The recent national McClatchy-Marist Poll contains many interesting nuggets. Here are a few worth examining more closely:
The numbers suggest that President Obama’s re-election prospects could be in jeopardy. With everything going for him in ’08, he tallied 53%. Now, only 37% of the electorate tells us they would definitely vote to re-elect him.
“Why Not Me,” Asks the GOP Field
The GOP clearly wants to run against Obama in the worst possible way, and, so far, that’s exactly what they’ve been doing. With a potential field of more than a dozen candidate wannabes, no one has come forward who tops Obama. In fact, it is hard to distinguish a top tier of challengers. “The Donald” is taking most of the oxygen out of the room leaving the rest of the field trying to catch their breath. In electoral politics, it is still early. But, the adage of needing someone to beat someone still reigns in politics. And, so far, the GOP has to be worried over what they have to offer.
Pointing an Economic Finger
There’s plenty of blame to go around, but…
I must admit to being surprised by the 63% of the national electorate in the latest McClatchy-Marist Poll who still thinks that President Obama largely inherited the country’s economic woes. The percentage is down from the 80% who expressed this view two years ago. But, you’d think that by now more of the recession minded voters would be placing their displeasure at the doorsteps of the current occupant of the White House. If these numbers hold as the president swings into campaign mode, expect Obama to mention it every now and then. Maybe a little more than that!
Tea-Partiers…Are You serious?
Well, it seems like I’m surprised yet again from the recent national poll. This time, it’s the Tea Party crowd that caught me off guard. On the question of cutting Medicare and Medicaid to deal with the deficit, 70% of these anti-spending, anti-big government voters object to going after these programs.
What’s a Washington Pol to Do?
And now, for the understatement of the year (decade? ages?)… Voters around the nation are very dissatisfied with the political leadership in Washington. 64% think the nation is headed in the wrong direction. President Obama’s approval rating is stuck at 40-something. But, only 34% approve of job the Congressional Democrats are doing. As for the beneficiaries of last November’s political shellacking of the president, well, the GOP in Congress bottoms out at a 30% approval rating.

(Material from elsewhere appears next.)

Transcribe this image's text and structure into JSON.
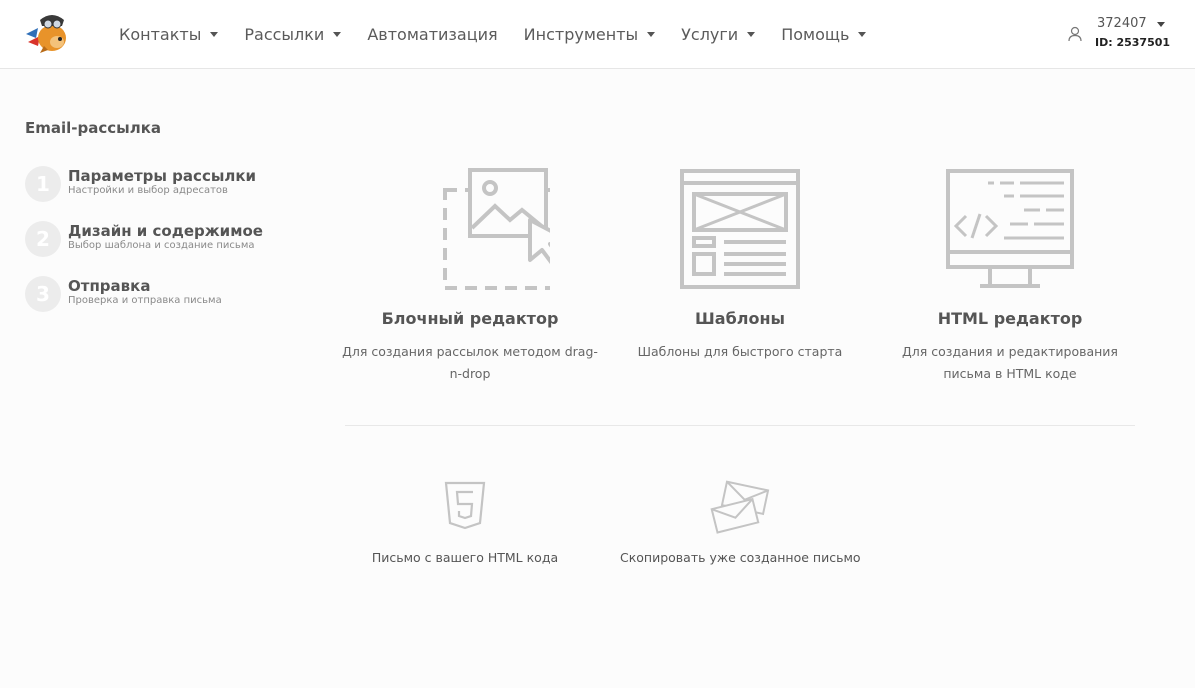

The Congressional Top Spot
Not surprisingly, the top priority for voters is for Washington to reduce the deficit. But, the devil is definitely in the details. There is a wide chasm between the public sentiments and what Washington is likely to deliver. A majority of voters, 54%, do not want to reduce military spending. A full 80% oppose cuts in Medicare and Medicaid. And, more than two out of three voters oppose raising the debt ceiling to deal with the federal budget deficit. The Obama proposal to raise taxes on the wealthy has substantial support with voters but will clearly face major obstacles in becoming law.
What’s a Washington pol to do? So far, the public has been served with very little beyond partisan bickering and posturing and the approaching elections are unlikely to help.